The U.S. Department of Health & Human Services reports that, “Our nation is in the midst of an unprecedented opioid epidemic. More people died from drug overdoses in 2014 than in any year on record, and the majority of drug overdose deaths (more than six out of ten) involved an opioid.” Concerned about this tragedy and interested to identify ways that libraries can help alleviate the opioid epidemic, I reached out to Fred Newton, President & CEO of Hope House Addiction Services in Boston, who served on Governor Baker’s Opioid Working Group to inquire about his views on how we can help. Thank you to Fred for taking the time to share his personal thoughts and insights.
Michelle Eberle (ME): How can librarians help alleviate the opioid crisis in Massachusetts?
Fred Newton (FN): Librarians should become trained in the administration of Narcan. Narcan™ (naloxone) is a prescription medicine that blocks the effects of opioids and reverses an overdose. It may seem unlikely that a person would overdose in a library, but any place with public rest rooms may see an increased risk. Staff should be trained and carry Narcan always!
Librarians should become familiar with the “State Without Stigma” and “Good Samaritan Law” campaigns, to educate others that substance use disorders are a medical disease that need intervention and not morality or shame! The Good Samaritan Law provides safety for people who report suspected drug activity.
Librarians should collaborate with local elementary and secondary schools to coordinate the educational needs of their community’s response to the opioid epidemic. In part, emphasizing the imperative to avoid discarded used syringes because of the potential lethality. Calling local municipal public works and public health departments about the discarded syringes is critical. In Boston call 311.
Librarians should to be familiar with the signs and symptoms of opioid use when people (family and friends) are seeking this information regarding a loved one. In part, those signs and symptoms may include: noticeable elation/ euphoria, marked sedation/drowsiness, confusion, constricted (“pinned”) pupils, slowed breathing, intermittent nodding off, or loss of consciousness.
Lastly, librarians should become aware of and conversant in Medication Assisted Treatment (MAT), including Opioid Treatment Programs (OTPs), which combine behavioral therapy and medications to treat substance use disorders. Examples of MAT include, methadone maintenance and Suboxone (combination of buprenorphine/naloxone).

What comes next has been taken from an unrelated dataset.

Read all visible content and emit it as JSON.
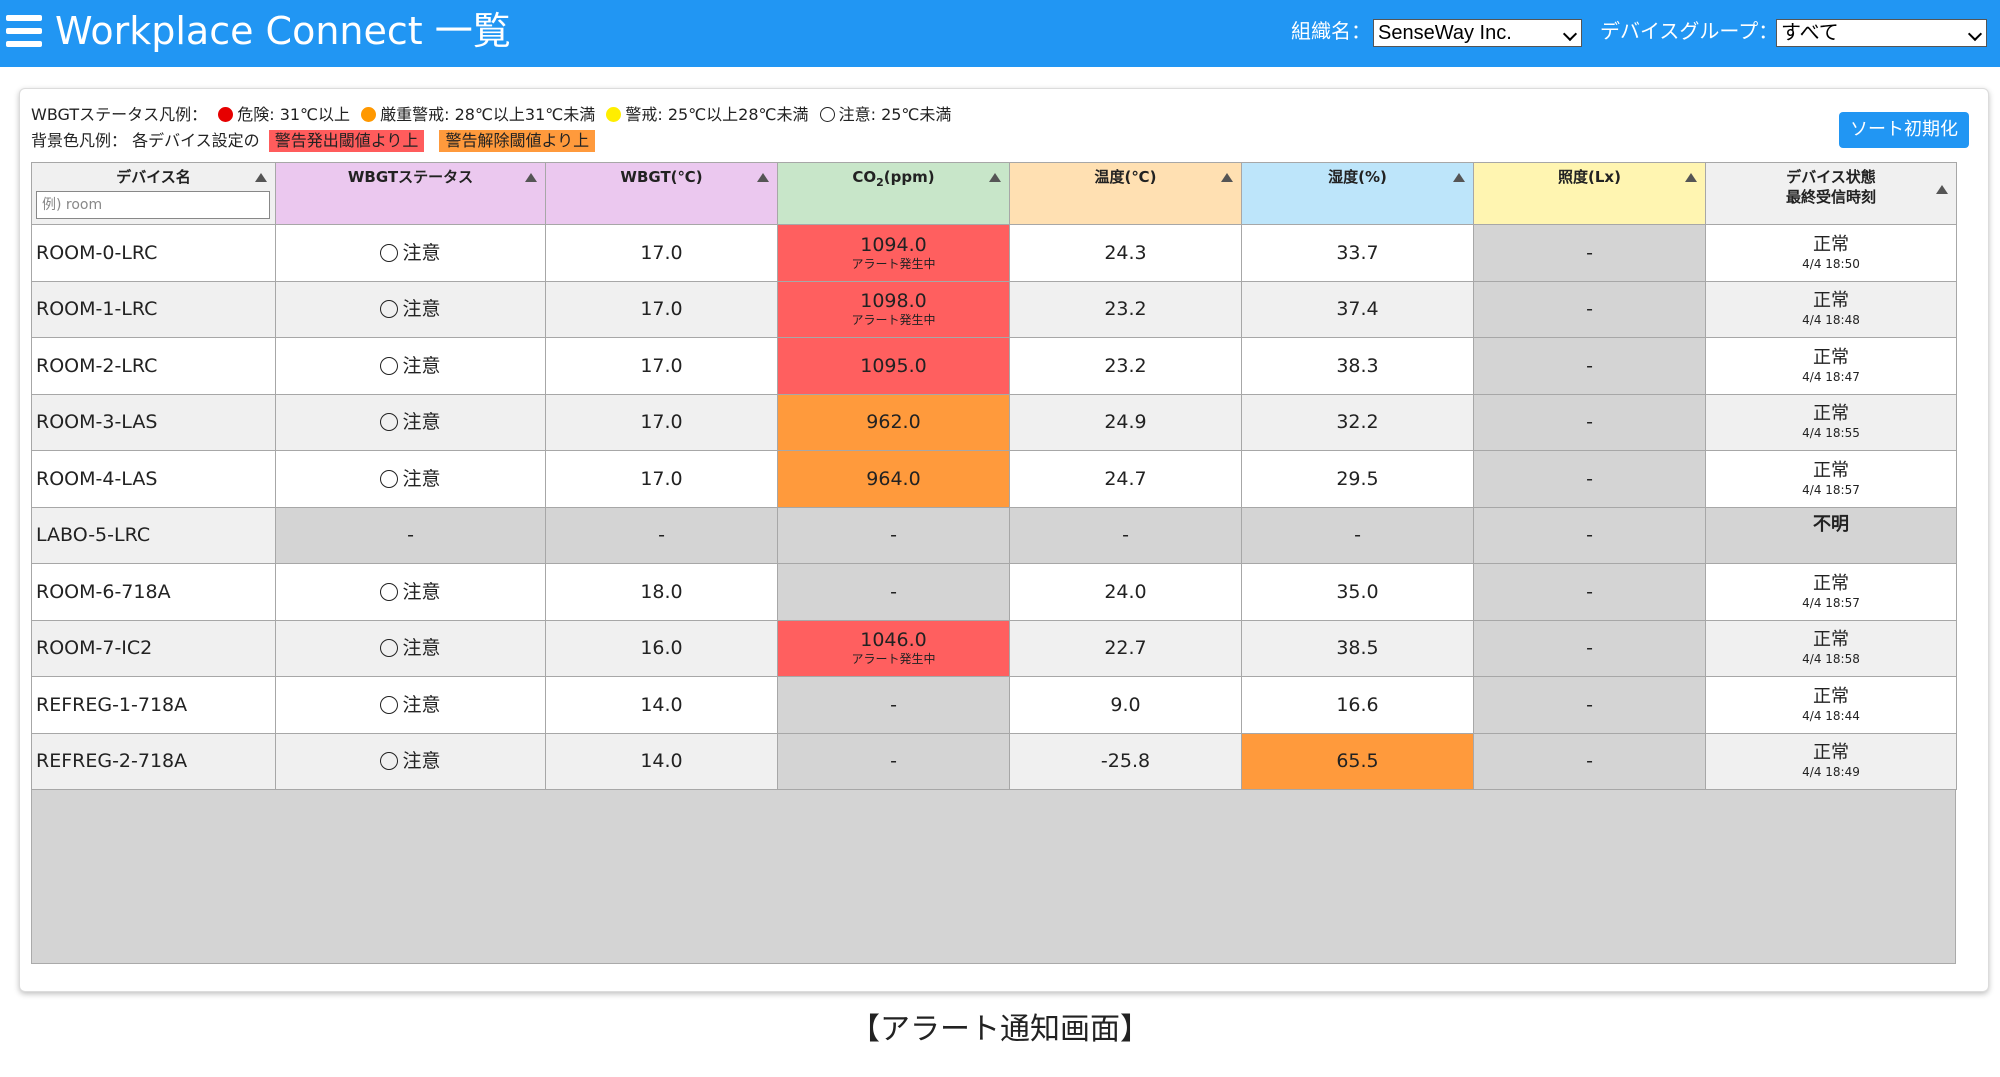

(ME) What key recommendations in the action plan are most relevant for librarians?
(FN) Narcan has saved more lives than any other intervention!
Substance Use Disorders, including Opioid Use Disorders are a medical condition. Diagnostic criteria for these and other “disorders may be found in the Diagnostic and Statistical Manual of Mental Disorders, Fifth Edition (DSM–5),
Medication Assisted Treatment (MAT) can save lives
Each community has its own special needs and considerations. Librarians must be in tune with what they are. Many communities have groups with titles like “(town) drug and alcohol coalition,” which include representatives from police, fire and ambulance services, city or town delegate, public health nurse, school official, concerned citizens and others.
Make sure there are appropriate flyers and posters on display to stop the stigma, and offer information and help for people who are dealing with the crisis. Flyers and posters in discreet areas are helpful to those who can’t ask for help, publicly.
(ME) What type of community programs would you like to see public libraries and school libraries offer that would help alleviate the opioid epidemic?
(FN) Host expert educational talks on different aspects of substance use disorders, e.g., “The progression of the disease”. Many people think that it is just a phase that the person is going through, or take the attitude of “s/he is only drinking alcohol all kids do that”. Another topic is the effects of a substance use disorder on the family members. How do other families act or react? Inviting a person in the community to publicly talk of their substance use disorder and recovery can be very powerful. Host family support groups, like “Learn to Cope” or “Alanon.”
Providing any kind of positive alternatives to alcohol and drug use, gang involvement, etc. is critical.